Every entry that follows should be output again, word for word.

## Records supplied
|---|

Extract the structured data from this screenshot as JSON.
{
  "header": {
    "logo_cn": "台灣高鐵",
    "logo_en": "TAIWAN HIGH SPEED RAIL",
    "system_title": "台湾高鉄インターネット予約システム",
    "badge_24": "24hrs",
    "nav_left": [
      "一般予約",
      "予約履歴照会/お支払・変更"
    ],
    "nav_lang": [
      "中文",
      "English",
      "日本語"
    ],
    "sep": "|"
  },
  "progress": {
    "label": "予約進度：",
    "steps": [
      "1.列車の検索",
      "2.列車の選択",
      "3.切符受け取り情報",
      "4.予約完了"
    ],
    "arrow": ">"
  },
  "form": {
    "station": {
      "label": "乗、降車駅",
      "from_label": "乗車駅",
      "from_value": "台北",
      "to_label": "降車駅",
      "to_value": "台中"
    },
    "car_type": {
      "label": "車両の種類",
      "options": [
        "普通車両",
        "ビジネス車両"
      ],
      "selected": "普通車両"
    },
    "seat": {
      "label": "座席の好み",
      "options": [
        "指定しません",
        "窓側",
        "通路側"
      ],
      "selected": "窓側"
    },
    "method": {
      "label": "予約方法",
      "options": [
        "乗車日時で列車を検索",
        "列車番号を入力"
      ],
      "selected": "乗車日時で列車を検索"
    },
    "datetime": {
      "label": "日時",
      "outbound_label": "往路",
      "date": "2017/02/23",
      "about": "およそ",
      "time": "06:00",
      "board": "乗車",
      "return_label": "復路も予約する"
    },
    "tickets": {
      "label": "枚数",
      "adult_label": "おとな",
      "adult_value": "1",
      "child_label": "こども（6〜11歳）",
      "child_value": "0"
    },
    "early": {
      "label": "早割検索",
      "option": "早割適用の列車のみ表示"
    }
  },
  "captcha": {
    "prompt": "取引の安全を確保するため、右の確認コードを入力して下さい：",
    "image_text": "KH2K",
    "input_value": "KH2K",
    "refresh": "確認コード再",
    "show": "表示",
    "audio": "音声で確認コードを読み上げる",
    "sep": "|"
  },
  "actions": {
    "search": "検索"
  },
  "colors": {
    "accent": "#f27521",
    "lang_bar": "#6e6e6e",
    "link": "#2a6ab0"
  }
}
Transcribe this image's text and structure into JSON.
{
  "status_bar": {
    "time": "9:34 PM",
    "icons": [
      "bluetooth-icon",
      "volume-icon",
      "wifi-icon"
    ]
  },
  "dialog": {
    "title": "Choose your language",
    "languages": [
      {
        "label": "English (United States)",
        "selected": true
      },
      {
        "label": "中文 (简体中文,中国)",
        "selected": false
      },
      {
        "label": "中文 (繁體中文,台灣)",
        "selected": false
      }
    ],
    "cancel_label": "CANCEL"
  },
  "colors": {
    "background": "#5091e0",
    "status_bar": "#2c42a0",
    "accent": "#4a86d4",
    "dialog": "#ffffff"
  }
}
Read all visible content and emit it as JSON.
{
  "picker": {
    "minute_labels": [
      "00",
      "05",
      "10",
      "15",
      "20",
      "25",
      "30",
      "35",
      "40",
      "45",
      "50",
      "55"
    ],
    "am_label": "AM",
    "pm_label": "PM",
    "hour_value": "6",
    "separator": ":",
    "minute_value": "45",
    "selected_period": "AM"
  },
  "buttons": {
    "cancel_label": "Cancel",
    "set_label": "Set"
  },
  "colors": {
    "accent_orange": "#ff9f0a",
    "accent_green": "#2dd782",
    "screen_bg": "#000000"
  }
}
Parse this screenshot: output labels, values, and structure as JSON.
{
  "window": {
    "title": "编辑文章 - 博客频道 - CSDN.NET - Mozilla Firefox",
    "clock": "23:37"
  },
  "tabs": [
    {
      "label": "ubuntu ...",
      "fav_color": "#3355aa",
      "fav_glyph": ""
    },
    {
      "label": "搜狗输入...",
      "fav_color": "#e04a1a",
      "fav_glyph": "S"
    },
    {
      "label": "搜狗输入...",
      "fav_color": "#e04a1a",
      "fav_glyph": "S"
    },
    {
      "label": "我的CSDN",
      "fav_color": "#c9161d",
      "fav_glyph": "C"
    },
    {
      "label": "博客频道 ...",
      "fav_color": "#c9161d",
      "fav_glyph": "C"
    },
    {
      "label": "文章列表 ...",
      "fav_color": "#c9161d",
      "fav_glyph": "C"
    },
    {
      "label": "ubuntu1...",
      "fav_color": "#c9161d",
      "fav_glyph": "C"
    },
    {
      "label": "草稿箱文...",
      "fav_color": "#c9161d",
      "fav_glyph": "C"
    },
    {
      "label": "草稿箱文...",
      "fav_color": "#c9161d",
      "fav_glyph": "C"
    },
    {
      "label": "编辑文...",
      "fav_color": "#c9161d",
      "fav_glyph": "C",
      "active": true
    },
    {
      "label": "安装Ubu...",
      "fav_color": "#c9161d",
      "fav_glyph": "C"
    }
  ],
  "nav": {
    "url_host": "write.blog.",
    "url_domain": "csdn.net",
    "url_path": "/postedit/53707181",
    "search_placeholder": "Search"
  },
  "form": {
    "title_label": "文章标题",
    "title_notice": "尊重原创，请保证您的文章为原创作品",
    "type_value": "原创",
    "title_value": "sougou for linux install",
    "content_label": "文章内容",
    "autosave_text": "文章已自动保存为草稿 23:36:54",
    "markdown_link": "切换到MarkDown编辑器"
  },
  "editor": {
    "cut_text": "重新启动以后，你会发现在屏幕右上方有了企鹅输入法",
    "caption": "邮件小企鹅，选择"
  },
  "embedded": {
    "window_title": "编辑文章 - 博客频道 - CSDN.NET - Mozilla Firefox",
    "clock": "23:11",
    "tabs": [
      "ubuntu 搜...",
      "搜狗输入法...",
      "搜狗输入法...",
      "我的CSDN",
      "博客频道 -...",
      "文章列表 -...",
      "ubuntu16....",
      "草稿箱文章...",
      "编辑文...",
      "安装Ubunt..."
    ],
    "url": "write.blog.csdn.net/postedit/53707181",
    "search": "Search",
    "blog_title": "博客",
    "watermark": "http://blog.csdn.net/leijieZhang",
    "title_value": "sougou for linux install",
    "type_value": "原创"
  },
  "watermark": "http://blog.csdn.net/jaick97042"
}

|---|

## Output below
Extract the structured data from this screenshot as JSON.
{
  "header": {
    "logo_cn": "台灣高鐵",
    "logo_en": "TAIWAN HIGH SPEED RAIL",
    "system_title": "台湾高鉄インターネット予約システム",
    "badge_24": "24hrs",
    "nav_left": [
      "一般予約",
      "予約履歴照会/お支払・変更"
    ],
    "nav_lang": [
      "中文",
      "English",
      "日本語"
    ],
    "sep": "|"
  },
  "progress": {
    "label": "予約進度：",
    "steps": [
      "1.列車の検索",
      "2.列車の選択",
      "3.切符受け取り情報",
      "4.予約完了"
    ],
    "arrow": ">"
  },
  "form": {
    "station": {
      "label": "乗、降車駅",
      "from_label": "乗車駅",
      "from_value": "台北",
      "to_label": "降車駅",
      "to_value": "台中"
    },
    "car_type": {
      "label": "車両の種類",
      "options": [
        "普通車両",
        "ビジネス車両"
      ],
      "selected": "普通車両"
    },
    "seat": {
      "label": "座席の好み",
      "options": [
        "指定しません",
        "窓側",
        "通路側"
      ],
      "selected": "窓側"
    },
    "method": {
      "label": "予約方法",
      "options": [
        "乗車日時で列車を検索",
        "列車番号を入力"
      ],
      "selected": "乗車日時で列車を検索"
    },
    "datetime": {
      "label": "日時",
      "outbound_label": "往路",
      "date": "2017/02/23",
      "about": "およそ",
      "time": "06:00",
      "board": "乗車",
      "return_label": "復路も予約する"
    },
    "tickets": {
      "label": "枚数",
      "adult_label": "おとな",
      "adult_value": "1",
      "child_label": "こども（6〜11歳）",
      "child_value": "0"
    },
    "early": {
      "label": "早割検索",
      "option": "早割適用の列車のみ表示"
    }
  },
  "captcha": {
    "prompt": "取引の安全を確保するため、右の確認コードを入力して下さい：",
    "image_text": "KH2K",
    "input_value": "KH2K",
    "refresh": "確認コード再",
    "show": "表示",
    "audio": "音声で確認コードを読み上げる",
    "sep": "|"
  },
  "actions": {
    "search": "検索"
  },
  "colors": {
    "accent": "#f27521",
    "lang_bar": "#6e6e6e",
    "link": "#2a6ab0"
  }
}
Transcribe this image's text and structure into JSON.
{
  "status_bar": {
    "time": "9:34 PM",
    "icons": [
      "bluetooth-icon",
      "volume-icon",
      "wifi-icon"
    ]
  },
  "dialog": {
    "title": "Choose your language",
    "languages": [
      {
        "label": "English (United States)",
        "selected": true
      },
      {
        "label": "中文 (简体中文,中国)",
        "selected": false
      },
      {
        "label": "中文 (繁體中文,台灣)",
        "selected": false
      }
    ],
    "cancel_label": "CANCEL"
  },
  "colors": {
    "background": "#5091e0",
    "status_bar": "#2c42a0",
    "accent": "#4a86d4",
    "dialog": "#ffffff"
  }
}
Read all visible content and emit it as JSON.
{
  "picker": {
    "minute_labels": [
      "00",
      "05",
      "10",
      "15",
      "20",
      "25",
      "30",
      "35",
      "40",
      "45",
      "50",
      "55"
    ],
    "am_label": "AM",
    "pm_label": "PM",
    "hour_value": "6",
    "separator": ":",
    "minute_value": "45",
    "selected_period": "AM"
  },
  "buttons": {
    "cancel_label": "Cancel",
    "set_label": "Set"
  },
  "colors": {
    "accent_orange": "#ff9f0a",
    "accent_green": "#2dd782",
    "screen_bg": "#000000"
  }
}
Parse this screenshot: output labels, values, and structure as JSON.
{
  "window": {
    "title": "编辑文章 - 博客频道 - CSDN.NET - Mozilla Firefox",
    "clock": "23:37"
  },
  "tabs": [
    {
      "label": "ubuntu ...",
      "fav_color": "#3355aa",
      "fav_glyph": ""
    },
    {
      "label": "搜狗输入...",
      "fav_color": "#e04a1a",
      "fav_glyph": "S"
    },
    {
      "label": "搜狗输入...",
      "fav_color": "#e04a1a",
      "fav_glyph": "S"
    },
    {
      "label": "我的CSDN",
      "fav_color": "#c9161d",
      "fav_glyph": "C"
    },
    {
      "label": "博客频道 ...",
      "fav_color": "#c9161d",
      "fav_glyph": "C"
    },
    {
      "label": "文章列表 ...",
      "fav_color": "#c9161d",
      "fav_glyph": "C"
    },
    {
      "label": "ubuntu1...",
      "fav_color": "#c9161d",
      "fav_glyph": "C"
    },
    {
      "label": "草稿箱文...",
      "fav_color": "#c9161d",
      "fav_glyph": "C"
    },
    {
      "label": "草稿箱文...",
      "fav_color": "#c9161d",
      "fav_glyph": "C"
    },
    {
      "label": "编辑文...",
      "fav_color": "#c9161d",
      "fav_glyph": "C",
      "active": true
    },
    {
      "label": "安装Ubu...",
      "fav_color": "#c9161d",
      "fav_glyph": "C"
    }
  ],
  "nav": {
    "url_host": "write.blog.",
    "url_domain": "csdn.net",
    "url_path": "/postedit/53707181",
    "search_placeholder": "Search"
  },
  "form": {
    "title_label": "文章标题",
    "title_notice": "尊重原创，请保证您的文章为原创作品",
    "type_value": "原创",
    "title_value": "sougou for linux install",
    "content_label": "文章内容",
    "autosave_text": "文章已自动保存为草稿 23:36:54",
    "markdown_link": "切换到MarkDown编辑器"
  },
  "editor": {
    "cut_text": "重新启动以后，你会发现在屏幕右上方有了企鹅输入法",
    "caption": "邮件小企鹅，选择"
  },
  "embedded": {
    "window_title": "编辑文章 - 博客频道 - CSDN.NET - Mozilla Firefox",
    "clock": "23:11",
    "tabs": [
      "ubuntu 搜...",
      "搜狗输入法...",
      "搜狗输入法...",
      "我的CSDN",
      "博客频道 -...",
      "文章列表 -...",
      "ubuntu16....",
      "草稿箱文章...",
      "编辑文...",
      "安装Ubunt..."
    ],
    "url": "write.blog.csdn.net/postedit/53707181",
    "search": "Search",
    "blog_title": "博客",
    "watermark": "http://blog.csdn.net/leijieZhang",
    "title_value": "sougou for linux install",
    "type_value": "原创"
  },
  "watermark": "http://blog.csdn.net/jaick97042"
}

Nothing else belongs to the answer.